ProPublica doesn’t do partisanship. “We picked on the current administration and briefly on the one before that,” said ProPublica President Richard J. Tofel. “We’ll certainly pick on the next one.” The organization’s self-description says it “shines a light on exploitation of the weak by the strong and on the failures of those with power to vindicate the trust placed in them.”

That mission has received quite a boost in the hours since Donald Trump was declared the 45th president of the United States.

“All of a sudden, we were running about 10 times the normal level,” Tofel tells the Erik Wemple Blog. Once ProPublica took note of the Trump bump, it sought to extend it by sending out a fundraising appeal — a nonpartisan one, that is: “This has been a dramatic week in our country, and big changes likely lie ahead as a result,” reads the appeal, in part. “But ProPublica’s mission remains the same: to hold those in power to account, and to call out abuses.” Online donations for ProPublica last year fell just shy of $300,000, with total revenue of nearly $13 million.

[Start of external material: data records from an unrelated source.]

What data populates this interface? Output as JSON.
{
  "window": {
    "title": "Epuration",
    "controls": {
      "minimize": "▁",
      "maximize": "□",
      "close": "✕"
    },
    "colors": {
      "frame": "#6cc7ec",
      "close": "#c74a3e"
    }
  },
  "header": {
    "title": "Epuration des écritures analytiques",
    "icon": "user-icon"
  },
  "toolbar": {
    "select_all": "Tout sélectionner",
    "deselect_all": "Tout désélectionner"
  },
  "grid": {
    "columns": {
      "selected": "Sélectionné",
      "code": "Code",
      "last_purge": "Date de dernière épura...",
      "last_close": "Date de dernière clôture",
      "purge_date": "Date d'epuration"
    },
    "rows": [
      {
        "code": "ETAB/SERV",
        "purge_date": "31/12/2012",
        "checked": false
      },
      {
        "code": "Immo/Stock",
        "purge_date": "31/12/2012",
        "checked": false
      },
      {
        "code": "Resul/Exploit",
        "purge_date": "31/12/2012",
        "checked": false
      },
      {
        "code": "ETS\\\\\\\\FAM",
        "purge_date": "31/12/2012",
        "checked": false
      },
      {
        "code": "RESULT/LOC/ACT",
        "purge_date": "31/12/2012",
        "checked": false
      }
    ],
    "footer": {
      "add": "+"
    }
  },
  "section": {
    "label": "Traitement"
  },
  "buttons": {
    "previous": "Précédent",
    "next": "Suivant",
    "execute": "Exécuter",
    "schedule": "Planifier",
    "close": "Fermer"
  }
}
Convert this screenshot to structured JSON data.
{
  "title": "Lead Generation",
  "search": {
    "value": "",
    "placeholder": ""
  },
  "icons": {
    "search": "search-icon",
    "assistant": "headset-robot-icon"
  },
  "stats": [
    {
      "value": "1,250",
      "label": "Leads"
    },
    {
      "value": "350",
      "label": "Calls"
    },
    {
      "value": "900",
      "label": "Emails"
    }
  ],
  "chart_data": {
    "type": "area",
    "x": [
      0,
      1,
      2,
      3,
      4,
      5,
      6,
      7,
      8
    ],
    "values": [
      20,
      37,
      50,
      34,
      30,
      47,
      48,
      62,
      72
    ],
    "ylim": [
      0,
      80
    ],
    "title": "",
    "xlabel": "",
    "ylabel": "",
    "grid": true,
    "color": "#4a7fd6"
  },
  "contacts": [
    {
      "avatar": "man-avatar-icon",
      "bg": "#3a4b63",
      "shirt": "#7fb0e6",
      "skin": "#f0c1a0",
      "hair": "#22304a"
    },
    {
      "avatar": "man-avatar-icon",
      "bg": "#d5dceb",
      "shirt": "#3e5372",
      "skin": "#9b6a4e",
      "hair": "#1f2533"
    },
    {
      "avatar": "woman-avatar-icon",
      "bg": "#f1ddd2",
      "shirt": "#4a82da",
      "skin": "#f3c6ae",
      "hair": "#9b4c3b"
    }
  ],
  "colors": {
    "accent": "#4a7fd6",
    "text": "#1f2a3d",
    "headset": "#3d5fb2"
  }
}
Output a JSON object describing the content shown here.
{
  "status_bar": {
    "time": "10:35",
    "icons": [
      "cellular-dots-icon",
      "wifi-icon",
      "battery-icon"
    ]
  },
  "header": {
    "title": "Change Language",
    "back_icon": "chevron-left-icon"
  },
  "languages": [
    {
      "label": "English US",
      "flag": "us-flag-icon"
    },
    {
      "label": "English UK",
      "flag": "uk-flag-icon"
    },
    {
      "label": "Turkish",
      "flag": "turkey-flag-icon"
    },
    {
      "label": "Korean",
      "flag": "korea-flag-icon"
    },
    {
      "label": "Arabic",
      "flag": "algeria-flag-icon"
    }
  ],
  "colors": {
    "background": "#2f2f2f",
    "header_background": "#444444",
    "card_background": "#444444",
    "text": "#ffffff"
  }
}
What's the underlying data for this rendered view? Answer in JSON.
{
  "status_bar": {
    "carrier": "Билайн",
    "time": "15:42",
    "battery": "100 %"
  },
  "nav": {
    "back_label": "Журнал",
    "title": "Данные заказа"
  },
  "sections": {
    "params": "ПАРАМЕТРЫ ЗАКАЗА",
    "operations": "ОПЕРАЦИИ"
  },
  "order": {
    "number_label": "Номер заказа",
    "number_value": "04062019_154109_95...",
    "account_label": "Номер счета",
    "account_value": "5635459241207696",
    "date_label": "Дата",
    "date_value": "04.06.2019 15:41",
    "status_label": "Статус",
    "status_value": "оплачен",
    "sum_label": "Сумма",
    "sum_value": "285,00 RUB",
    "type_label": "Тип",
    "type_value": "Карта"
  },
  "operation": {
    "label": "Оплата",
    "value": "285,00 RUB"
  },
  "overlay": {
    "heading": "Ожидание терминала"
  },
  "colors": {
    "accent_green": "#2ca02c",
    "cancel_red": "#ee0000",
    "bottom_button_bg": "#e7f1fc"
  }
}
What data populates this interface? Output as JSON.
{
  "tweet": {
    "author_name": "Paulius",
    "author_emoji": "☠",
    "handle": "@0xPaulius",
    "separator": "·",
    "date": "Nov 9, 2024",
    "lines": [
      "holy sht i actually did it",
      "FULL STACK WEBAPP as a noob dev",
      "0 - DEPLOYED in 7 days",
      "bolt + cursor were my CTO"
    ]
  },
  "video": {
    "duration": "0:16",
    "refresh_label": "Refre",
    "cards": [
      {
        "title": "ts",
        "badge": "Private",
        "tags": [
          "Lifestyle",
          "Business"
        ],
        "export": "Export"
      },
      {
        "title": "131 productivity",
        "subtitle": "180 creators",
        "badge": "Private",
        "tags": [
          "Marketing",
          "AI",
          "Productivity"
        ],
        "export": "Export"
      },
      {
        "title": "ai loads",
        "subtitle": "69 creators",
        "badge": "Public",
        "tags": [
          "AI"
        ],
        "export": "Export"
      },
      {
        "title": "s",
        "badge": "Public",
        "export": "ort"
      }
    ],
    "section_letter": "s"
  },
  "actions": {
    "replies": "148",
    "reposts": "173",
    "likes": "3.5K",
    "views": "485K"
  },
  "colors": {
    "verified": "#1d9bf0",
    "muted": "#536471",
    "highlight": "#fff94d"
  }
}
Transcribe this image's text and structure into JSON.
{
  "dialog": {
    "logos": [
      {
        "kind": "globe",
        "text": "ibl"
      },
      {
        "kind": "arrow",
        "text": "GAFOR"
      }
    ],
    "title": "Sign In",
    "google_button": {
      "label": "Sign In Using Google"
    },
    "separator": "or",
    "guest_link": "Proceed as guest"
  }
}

Mother Jones, another nonprofit news organization, follows a steadily liberal tilt. Over the course of Campaign 2016, the site produced something called the “Trump Files,” more than 100 stories documenting the oddities, depravities and corruption of the GOP nominee. At least for the foreseeable future, the site won’t have trouble sustaining the examination. “We saw about [a] ten-fold increase in donations yesterday compared to a regular day,” said Clara Jeffery, the organization’s editor in chief. Some of the boost came from an appeal, though Jeffery said there was a threefold increase even before taking that step. (Disclosure: The Erik Wemple Blog’s wife is a staffer at Mother Jones).

“Donations go up when people are concerned or when they think you’ve done good work. I think we’re seeing both,” Jeffery said.

Katrina vanden Heuvel, the editor and publisher of the Nation, tells the Erik Wemple Blog that the magazine scored 30 new subscriptions over one day following Trump’s unexpected win over Hillary Clinton — an “unusual uptick,” she said. There has also been heightened activity in the Nation’s small-donor network. The publication is planning a special year-end appeal “to capture this election moment,” vanden Heuvel said.

Here’s a letter to the Nation from one Brigitte Rousselot of Chemin des Fraiches, France.

On this very sad day I could not do less than to renew my subscription to The Nation. My first one was given to me as a birthday present in 1998 by a neighbor friend the first year of my immigration to the states. During the 12 years I spent in the US, becoming an American citizen, reading The Nation
every single week was my oxygen, my open door to America, I would have cross back the ocean during the Bush’s year without The Nation….I
let pass my renewal…this morning was a violent reminder: you can never let it go, the struggle is going on and on…

Conventional wisdom holds that left-leaning publications gain in subscriptions and donations during Republican administrations. And vanden Heuvel confirms it, noting that the Nation’s circulation tripled under George W. Bush, driven in part by the magazine’s fierce opposition to the Iraq War.

All these donations and subscriptions align with anecdotage on social media wherein people are pledging to support publications that can hold President-elect Trump to account. “What I see on Facebook is an enormous number of people who feel in the aftermath of the election that they need to do something of a civic nature,” Tofel said.